__TASK__: Give the data below again exactly as it stands. Omit the pictures.

__DATASET EXCERPTS__:
>>>

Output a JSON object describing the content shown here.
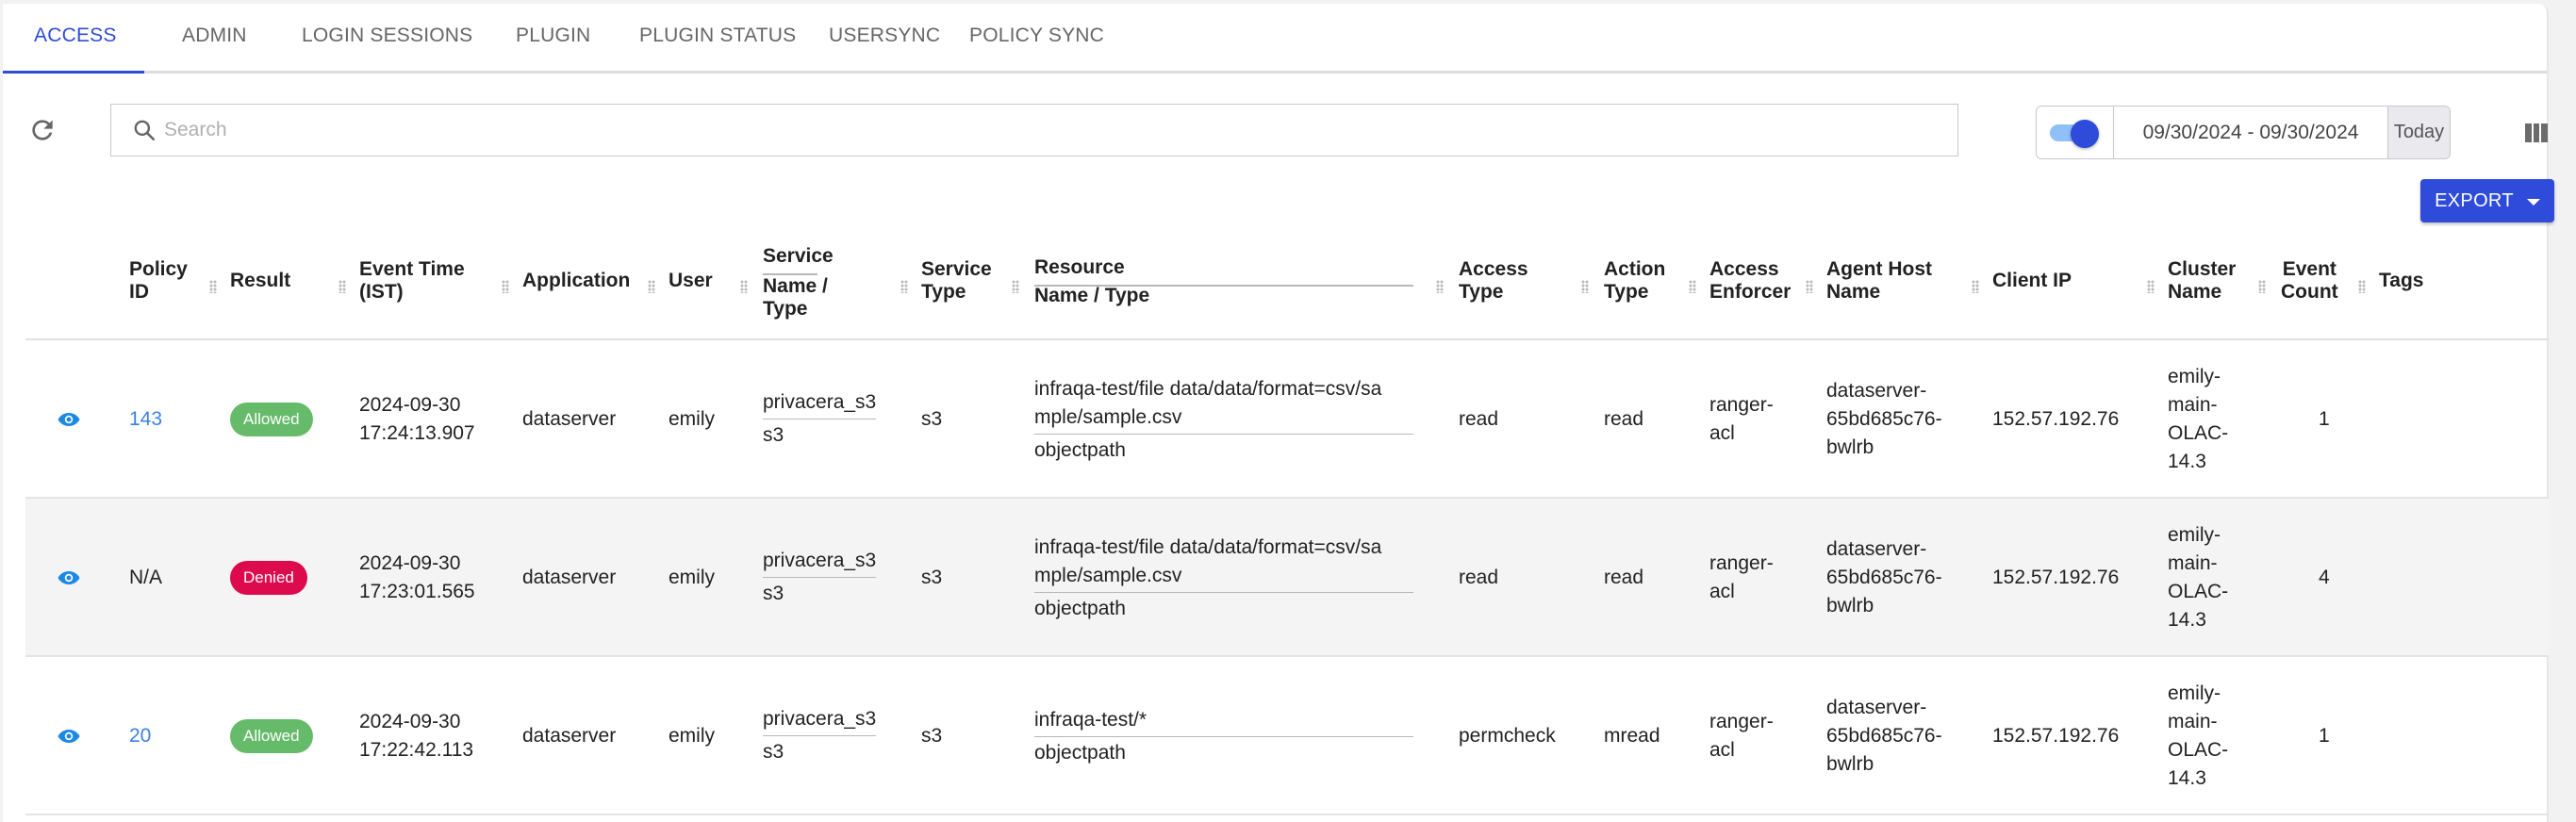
{
  "tabs": [
    {
      "label": "ACCESS",
      "active": true
    },
    {
      "label": "ADMIN",
      "active": false
    },
    {
      "label": "LOGIN SESSIONS",
      "active": false
    },
    {
      "label": "PLUGIN",
      "active": false
    },
    {
      "label": "PLUGIN STATUS",
      "active": false
    },
    {
      "label": "USERSYNC",
      "active": false
    },
    {
      "label": "POLICY SYNC",
      "active": false
    }
  ],
  "toolbar": {
    "refresh_icon": "refresh-icon",
    "search_placeholder": "Search",
    "search_value": "",
    "toggle_on": true,
    "date_range": "09/30/2024 - 09/30/2024",
    "today_label": "Today",
    "columns_icon": "view-columns-icon",
    "export_label": "EXPORT"
  },
  "colors": {
    "accent": "#2f4bd9",
    "allowed": "#66bb6a",
    "denied": "#dd0a4e",
    "link": "#3b82e0"
  },
  "table": {
    "headers": {
      "policy_id": [
        "Policy",
        "ID"
      ],
      "result": "Result",
      "event_time": [
        "Event Time",
        "(IST)"
      ],
      "application": "Application",
      "user": "User",
      "service_top": "Service",
      "service_bottom": [
        "Name /",
        "Type"
      ],
      "service_type": [
        "Service",
        "Type"
      ],
      "resource_top": "Resource",
      "resource_bottom": "Name / Type",
      "access_type": [
        "Access",
        "Type"
      ],
      "action_type": [
        "Action",
        "Type"
      ],
      "access_enforcer": [
        "Access",
        "Enforcer"
      ],
      "agent_host": [
        "Agent Host",
        "Name"
      ],
      "client_ip": "Client IP",
      "cluster_name": [
        "Cluster",
        "Name"
      ],
      "event_count": [
        "Event",
        "Count"
      ],
      "tags": "Tags"
    },
    "rows": [
      {
        "policy_id": "143",
        "policy_is_link": true,
        "result": "Allowed",
        "event_date": "2024-09-30",
        "event_time": "17:24:13.907",
        "application": "dataserver",
        "user": "emily",
        "service_name": "privacera_s3",
        "service_type_sub": "s3",
        "service_type": "s3",
        "resource_name": [
          "infraqa-test/file data/data/format=csv/sa",
          "mple/sample.csv"
        ],
        "resource_type": "objectpath",
        "access_type": "read",
        "action_type": "read",
        "access_enforcer": [
          "ranger-",
          "acl"
        ],
        "agent_host": [
          "dataserver-",
          "65bd685c76-",
          "bwlrb"
        ],
        "client_ip": "152.57.192.76",
        "cluster_name": [
          "emily-",
          "main-",
          "OLAC-",
          "14.3"
        ],
        "event_count": "1",
        "tags": ""
      },
      {
        "policy_id": "N/A",
        "policy_is_link": false,
        "result": "Denied",
        "event_date": "2024-09-30",
        "event_time": "17:23:01.565",
        "application": "dataserver",
        "user": "emily",
        "service_name": "privacera_s3",
        "service_type_sub": "s3",
        "service_type": "s3",
        "resource_name": [
          "infraqa-test/file data/data/format=csv/sa",
          "mple/sample.csv"
        ],
        "resource_type": "objectpath",
        "access_type": "read",
        "action_type": "read",
        "access_enforcer": [
          "ranger-",
          "acl"
        ],
        "agent_host": [
          "dataserver-",
          "65bd685c76-",
          "bwlrb"
        ],
        "client_ip": "152.57.192.76",
        "cluster_name": [
          "emily-",
          "main-",
          "OLAC-",
          "14.3"
        ],
        "event_count": "4",
        "tags": ""
      },
      {
        "policy_id": "20",
        "policy_is_link": true,
        "result": "Allowed",
        "event_date": "2024-09-30",
        "event_time": "17:22:42.113",
        "application": "dataserver",
        "user": "emily",
        "service_name": "privacera_s3",
        "service_type_sub": "s3",
        "service_type": "s3",
        "resource_name": [
          "infraqa-test/*"
        ],
        "resource_type": "objectpath",
        "access_type": "permcheck",
        "action_type": "mread",
        "access_enforcer": [
          "ranger-",
          "acl"
        ],
        "agent_host": [
          "dataserver-",
          "65bd685c76-",
          "bwlrb"
        ],
        "client_ip": "152.57.192.76",
        "cluster_name": [
          "emily-",
          "main-",
          "OLAC-",
          "14.3"
        ],
        "event_count": "1",
        "tags": ""
      }
    ]
  }
}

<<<

__THE COMPLETED TASK__:
Output a JSON object describing the content shown here.
{
  "tabs": [
    {
      "label": "ACCESS",
      "active": true
    },
    {
      "label": "ADMIN",
      "active": false
    },
    {
      "label": "LOGIN SESSIONS",
      "active": false
    },
    {
      "label": "PLUGIN",
      "active": false
    },
    {
      "label": "PLUGIN STATUS",
      "active": false
    },
    {
      "label": "USERSYNC",
      "active": false
    },
    {
      "label": "POLICY SYNC",
      "active": false
    }
  ],
  "toolbar": {
    "refresh_icon": "refresh-icon",
    "search_placeholder": "Search",
    "search_value": "",
    "toggle_on": true,
    "date_range": "09/30/2024 - 09/30/2024",
    "today_label": "Today",
    "columns_icon": "view-columns-icon",
    "export_label": "EXPORT"
  },
  "colors": {
    "accent": "#2f4bd9",
    "allowed": "#66bb6a",
    "denied": "#dd0a4e",
    "link": "#3b82e0"
  },
  "table": {
    "headers": {
      "policy_id": [
        "Policy",
        "ID"
      ],
      "result": "Result",
      "event_time": [
        "Event Time",
        "(IST)"
      ],
      "application": "Application",
      "user": "User",
      "service_top": "Service",
      "service_bottom": [
        "Name /",
        "Type"
      ],
      "service_type": [
        "Service",
        "Type"
      ],
      "resource_top": "Resource",
      "resource_bottom": "Name / Type",
      "access_type": [
        "Access",
        "Type"
      ],
      "action_type": [
        "Action",
        "Type"
      ],
      "access_enforcer": [
        "Access",
        "Enforcer"
      ],
      "agent_host": [
        "Agent Host",
        "Name"
      ],
      "client_ip": "Client IP",
      "cluster_name": [
        "Cluster",
        "Name"
      ],
      "event_count": [
        "Event",
        "Count"
      ],
      "tags": "Tags"
    },
    "rows": [
      {
        "policy_id": "143",
        "policy_is_link": true,
        "result": "Allowed",
        "event_date": "2024-09-30",
        "event_time": "17:24:13.907",
        "application": "dataserver",
        "user": "emily",
        "service_name": "privacera_s3",
        "service_type_sub": "s3",
        "service_type": "s3",
        "resource_name": [
          "infraqa-test/file data/data/format=csv/sa",
          "mple/sample.csv"
        ],
        "resource_type": "objectpath",
        "access_type": "read",
        "action_type": "read",
        "access_enforcer": [
          "ranger-",
          "acl"
        ],
        "agent_host": [
          "dataserver-",
          "65bd685c76-",
          "bwlrb"
        ],
        "client_ip": "152.57.192.76",
        "cluster_name": [
          "emily-",
          "main-",
          "OLAC-",
          "14.3"
        ],
        "event_count": "1",
        "tags": ""
      },
      {
        "policy_id": "N/A",
        "policy_is_link": false,
        "result": "Denied",
        "event_date": "2024-09-30",
        "event_time": "17:23:01.565",
        "application": "dataserver",
        "user": "emily",
        "service_name": "privacera_s3",
        "service_type_sub": "s3",
        "service_type": "s3",
        "resource_name": [
          "infraqa-test/file data/data/format=csv/sa",
          "mple/sample.csv"
        ],
        "resource_type": "objectpath",
        "access_type": "read",
        "action_type": "read",
        "access_enforcer": [
          "ranger-",
          "acl"
        ],
        "agent_host": [
          "dataserver-",
          "65bd685c76-",
          "bwlrb"
        ],
        "client_ip": "152.57.192.76",
        "cluster_name": [
          "emily-",
          "main-",
          "OLAC-",
          "14.3"
        ],
        "event_count": "4",
        "tags": ""
      },
      {
        "policy_id": "20",
        "policy_is_link": true,
        "result": "Allowed",
        "event_date": "2024-09-30",
        "event_time": "17:22:42.113",
        "application": "dataserver",
        "user": "emily",
        "service_name": "privacera_s3",
        "service_type_sub": "s3",
        "service_type": "s3",
        "resource_name": [
          "infraqa-test/*"
        ],
        "resource_type": "objectpath",
        "access_type": "permcheck",
        "action_type": "mread",
        "access_enforcer": [
          "ranger-",
          "acl"
        ],
        "agent_host": [
          "dataserver-",
          "65bd685c76-",
          "bwlrb"
        ],
        "client_ip": "152.57.192.76",
        "cluster_name": [
          "emily-",
          "main-",
          "OLAC-",
          "14.3"
        ],
        "event_count": "1",
        "tags": ""
      }
    ]
  }
}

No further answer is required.